Saturday, January 18, 2014
I'm a huge fan of Dave Ramsey. Reading his books, listing to his podcast, and more importantly, following his advice has greatly improved my finical situation and has improved me professionally as well. In the above video shares my views on how people are paid far better than I can.
In this day of "everybody wins and gets a trophy" attitude, more people need to listen to this wisdom. Instead of demanding to get paid more, we need to find ways to bring more pay in. We should never settle for good enough, but always strive for better. The best way to do that is to focus on what you have control to improve. Yourself.
Here are links to Amazon for two of Dave Ramsey's books that I have read and re-read many times. Both have helped me out immensely.
The Total Money Makeover: Classic Edition: A Proven Plan for Financial Fitness is a must read for anyone who wants to get their finances under control. It is surprisingly easy to live debt free once you see how easy it is to live without the trappings we've accepted as normal.

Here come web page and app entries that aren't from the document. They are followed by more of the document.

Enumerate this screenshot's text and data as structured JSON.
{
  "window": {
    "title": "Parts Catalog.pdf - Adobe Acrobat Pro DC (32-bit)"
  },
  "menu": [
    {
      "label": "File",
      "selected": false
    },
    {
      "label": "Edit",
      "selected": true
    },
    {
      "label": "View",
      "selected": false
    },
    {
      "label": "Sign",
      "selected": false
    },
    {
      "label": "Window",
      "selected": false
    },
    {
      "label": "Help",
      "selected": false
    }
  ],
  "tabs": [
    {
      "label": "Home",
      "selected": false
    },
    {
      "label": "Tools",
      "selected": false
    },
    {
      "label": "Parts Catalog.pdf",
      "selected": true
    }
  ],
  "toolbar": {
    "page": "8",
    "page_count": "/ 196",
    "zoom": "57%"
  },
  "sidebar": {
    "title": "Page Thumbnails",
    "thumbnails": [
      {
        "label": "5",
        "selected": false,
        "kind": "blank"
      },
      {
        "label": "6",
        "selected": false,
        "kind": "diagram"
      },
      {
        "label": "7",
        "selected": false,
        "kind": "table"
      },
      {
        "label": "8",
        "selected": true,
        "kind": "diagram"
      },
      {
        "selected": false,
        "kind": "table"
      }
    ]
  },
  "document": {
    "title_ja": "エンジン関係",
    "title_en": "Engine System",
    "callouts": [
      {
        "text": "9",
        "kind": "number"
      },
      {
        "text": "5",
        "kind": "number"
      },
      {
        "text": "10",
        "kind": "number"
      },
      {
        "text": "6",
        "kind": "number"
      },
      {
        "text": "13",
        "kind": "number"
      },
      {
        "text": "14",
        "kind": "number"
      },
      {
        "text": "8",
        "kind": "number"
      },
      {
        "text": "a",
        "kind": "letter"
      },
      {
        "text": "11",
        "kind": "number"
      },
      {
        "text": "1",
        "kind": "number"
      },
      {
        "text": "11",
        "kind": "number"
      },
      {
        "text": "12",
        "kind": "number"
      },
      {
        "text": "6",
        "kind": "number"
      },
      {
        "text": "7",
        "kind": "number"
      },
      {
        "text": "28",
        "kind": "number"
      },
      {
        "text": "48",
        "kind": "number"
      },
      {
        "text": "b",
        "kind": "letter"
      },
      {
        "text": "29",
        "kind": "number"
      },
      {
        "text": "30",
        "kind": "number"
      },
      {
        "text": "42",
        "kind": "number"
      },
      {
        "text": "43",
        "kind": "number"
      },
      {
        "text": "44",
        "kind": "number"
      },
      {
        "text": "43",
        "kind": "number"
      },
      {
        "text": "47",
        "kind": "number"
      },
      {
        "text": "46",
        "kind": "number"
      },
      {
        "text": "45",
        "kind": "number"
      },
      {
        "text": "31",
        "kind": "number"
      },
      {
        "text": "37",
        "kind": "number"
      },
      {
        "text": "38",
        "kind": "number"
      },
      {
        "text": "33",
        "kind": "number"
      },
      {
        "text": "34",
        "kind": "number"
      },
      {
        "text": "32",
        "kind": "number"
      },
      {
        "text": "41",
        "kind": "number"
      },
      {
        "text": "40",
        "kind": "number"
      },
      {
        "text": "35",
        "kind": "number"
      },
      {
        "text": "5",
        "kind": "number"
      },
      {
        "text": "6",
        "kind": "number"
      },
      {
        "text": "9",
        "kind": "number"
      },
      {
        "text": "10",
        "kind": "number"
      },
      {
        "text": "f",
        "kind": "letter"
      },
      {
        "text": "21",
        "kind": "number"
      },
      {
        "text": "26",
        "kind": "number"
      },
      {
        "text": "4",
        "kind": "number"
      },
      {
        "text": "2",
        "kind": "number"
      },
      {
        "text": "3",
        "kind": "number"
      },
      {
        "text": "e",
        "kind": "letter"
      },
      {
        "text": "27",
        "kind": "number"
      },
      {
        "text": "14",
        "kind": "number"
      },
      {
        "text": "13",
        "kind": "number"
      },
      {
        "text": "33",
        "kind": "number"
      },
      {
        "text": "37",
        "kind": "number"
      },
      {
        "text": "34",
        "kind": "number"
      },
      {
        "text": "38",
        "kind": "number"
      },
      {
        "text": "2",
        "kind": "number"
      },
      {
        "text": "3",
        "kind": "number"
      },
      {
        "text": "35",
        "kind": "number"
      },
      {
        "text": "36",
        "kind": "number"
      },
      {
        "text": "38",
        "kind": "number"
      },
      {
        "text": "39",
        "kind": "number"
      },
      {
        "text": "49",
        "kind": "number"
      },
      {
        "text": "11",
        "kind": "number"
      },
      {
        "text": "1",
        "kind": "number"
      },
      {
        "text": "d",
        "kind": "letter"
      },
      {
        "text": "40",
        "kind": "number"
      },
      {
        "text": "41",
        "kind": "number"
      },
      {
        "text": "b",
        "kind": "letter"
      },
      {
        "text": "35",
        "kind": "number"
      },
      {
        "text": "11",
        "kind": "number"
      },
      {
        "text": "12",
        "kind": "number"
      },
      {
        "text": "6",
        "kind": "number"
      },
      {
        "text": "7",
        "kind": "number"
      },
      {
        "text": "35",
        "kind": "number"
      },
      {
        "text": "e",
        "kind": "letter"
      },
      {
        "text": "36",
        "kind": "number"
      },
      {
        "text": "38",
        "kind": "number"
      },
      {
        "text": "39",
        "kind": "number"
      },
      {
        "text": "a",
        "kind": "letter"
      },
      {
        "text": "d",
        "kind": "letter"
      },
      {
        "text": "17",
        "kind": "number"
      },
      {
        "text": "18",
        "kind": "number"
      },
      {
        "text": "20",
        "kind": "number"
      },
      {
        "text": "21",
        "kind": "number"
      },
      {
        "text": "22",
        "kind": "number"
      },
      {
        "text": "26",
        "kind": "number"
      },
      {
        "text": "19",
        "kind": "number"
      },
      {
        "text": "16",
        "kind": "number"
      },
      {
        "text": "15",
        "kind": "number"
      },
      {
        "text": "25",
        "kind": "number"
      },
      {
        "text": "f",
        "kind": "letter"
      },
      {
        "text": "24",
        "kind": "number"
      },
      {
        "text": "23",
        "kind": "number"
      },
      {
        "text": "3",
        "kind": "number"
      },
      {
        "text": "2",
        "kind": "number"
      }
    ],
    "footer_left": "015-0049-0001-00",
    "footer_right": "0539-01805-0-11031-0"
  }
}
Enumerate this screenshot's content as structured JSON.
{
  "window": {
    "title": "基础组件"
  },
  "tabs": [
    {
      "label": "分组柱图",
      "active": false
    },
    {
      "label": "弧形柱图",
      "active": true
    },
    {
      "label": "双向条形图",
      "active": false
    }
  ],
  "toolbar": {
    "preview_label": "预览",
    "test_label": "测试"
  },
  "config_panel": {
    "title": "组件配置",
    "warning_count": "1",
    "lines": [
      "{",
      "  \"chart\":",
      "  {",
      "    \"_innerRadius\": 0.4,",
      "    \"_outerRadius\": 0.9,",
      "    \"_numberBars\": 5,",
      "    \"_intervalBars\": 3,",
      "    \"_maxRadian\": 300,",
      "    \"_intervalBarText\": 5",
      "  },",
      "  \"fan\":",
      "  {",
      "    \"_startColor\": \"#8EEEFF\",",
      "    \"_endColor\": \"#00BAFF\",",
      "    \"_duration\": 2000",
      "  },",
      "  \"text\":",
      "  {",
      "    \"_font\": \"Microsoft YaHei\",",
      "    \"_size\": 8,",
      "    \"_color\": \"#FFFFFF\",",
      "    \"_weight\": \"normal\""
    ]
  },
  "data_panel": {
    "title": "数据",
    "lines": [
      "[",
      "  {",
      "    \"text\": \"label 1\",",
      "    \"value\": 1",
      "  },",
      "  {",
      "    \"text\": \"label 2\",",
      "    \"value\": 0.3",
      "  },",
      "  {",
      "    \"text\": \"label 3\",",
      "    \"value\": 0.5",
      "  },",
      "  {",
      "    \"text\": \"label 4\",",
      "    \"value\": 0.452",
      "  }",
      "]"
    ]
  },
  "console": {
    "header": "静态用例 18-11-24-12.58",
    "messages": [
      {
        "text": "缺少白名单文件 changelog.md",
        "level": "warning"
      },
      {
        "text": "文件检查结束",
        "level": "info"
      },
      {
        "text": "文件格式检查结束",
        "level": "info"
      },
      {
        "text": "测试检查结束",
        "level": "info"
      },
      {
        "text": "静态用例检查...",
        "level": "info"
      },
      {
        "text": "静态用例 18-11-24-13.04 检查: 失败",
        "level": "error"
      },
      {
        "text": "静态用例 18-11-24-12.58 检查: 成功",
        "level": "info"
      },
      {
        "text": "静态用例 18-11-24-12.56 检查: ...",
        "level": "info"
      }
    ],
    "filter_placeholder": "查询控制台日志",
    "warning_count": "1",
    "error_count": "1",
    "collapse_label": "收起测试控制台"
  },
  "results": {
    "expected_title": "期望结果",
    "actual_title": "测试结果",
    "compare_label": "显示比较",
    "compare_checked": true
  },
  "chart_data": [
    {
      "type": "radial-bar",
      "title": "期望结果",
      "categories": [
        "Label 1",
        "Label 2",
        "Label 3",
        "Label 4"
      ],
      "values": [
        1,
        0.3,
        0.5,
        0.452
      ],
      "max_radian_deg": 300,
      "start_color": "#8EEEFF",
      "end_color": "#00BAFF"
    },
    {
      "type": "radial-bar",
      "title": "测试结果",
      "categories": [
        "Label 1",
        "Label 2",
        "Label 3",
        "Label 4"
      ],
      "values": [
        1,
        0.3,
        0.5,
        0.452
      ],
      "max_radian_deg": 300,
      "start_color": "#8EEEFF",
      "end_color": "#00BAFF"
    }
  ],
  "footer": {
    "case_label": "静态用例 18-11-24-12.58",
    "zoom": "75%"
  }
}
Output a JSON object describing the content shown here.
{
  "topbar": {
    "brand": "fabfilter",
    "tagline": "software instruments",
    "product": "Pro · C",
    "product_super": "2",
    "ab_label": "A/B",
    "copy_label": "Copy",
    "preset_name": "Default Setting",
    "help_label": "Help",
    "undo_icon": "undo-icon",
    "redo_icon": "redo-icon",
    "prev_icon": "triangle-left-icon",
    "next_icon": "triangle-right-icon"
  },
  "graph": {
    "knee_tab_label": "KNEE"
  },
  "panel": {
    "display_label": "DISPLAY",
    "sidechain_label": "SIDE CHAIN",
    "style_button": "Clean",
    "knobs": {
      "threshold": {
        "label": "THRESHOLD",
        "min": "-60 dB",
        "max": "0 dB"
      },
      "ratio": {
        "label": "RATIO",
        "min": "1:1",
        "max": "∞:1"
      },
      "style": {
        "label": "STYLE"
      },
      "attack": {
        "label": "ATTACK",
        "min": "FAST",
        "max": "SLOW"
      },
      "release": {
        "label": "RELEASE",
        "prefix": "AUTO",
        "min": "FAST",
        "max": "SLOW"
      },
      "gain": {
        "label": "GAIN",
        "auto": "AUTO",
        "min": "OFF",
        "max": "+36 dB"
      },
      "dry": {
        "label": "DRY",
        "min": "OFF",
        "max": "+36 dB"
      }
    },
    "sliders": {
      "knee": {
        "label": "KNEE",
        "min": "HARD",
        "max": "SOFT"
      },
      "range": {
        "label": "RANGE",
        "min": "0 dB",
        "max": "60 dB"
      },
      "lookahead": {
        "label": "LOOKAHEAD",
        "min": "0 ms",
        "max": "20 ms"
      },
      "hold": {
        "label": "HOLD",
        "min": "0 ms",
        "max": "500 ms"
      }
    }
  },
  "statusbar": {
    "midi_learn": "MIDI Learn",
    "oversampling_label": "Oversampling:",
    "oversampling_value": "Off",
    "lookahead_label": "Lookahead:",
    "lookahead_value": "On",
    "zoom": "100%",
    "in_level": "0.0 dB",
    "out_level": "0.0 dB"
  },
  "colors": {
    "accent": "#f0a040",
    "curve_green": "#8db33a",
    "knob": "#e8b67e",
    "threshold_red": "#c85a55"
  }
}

EntreLeadership: 20 Years of Practical Business Wisdom from the Trenches is a must read for any professional or entrepreneur. Whether you run your own business, want to start your own business or succeed farther in your profession.
Friday, January 17, 2014
Thursday, January 16, 2014
Monday, January 6, 2014
The above is a link to a nice article on going paperless with Evernote. I use Evernote constantly and I would not want to live on this planet without it. It is one of the most useful free apps I have ever used and it's on my work & personal computers, along with my tablet and phone.
Tuesday, December 31, 2013
Both in your personal life and professional, merely setting goals alone won't get you anywhere. They need to be realistic. They need to be measurable. And most importantly, you need to keep vigilant with it and see it through.
Write your goals down and keep them posted where you will always see them. Set deadlines and milestones to keep and track. Stay focus on the end result. Keep things realistic and achievable.
One book I can not recommend enough is EntreLeadership: 20 Years of Practical Business Wisdom from the Trenches. This book is a must read for anyone in business from an Entry Level Cubical Jockey to Senior Management. I almost wore out a highlighter on my copy of this book.
Happy New Years, everyone! I wish you all a safe, healthy, and productive 2014. Good Luck with your realistic, measurable goals!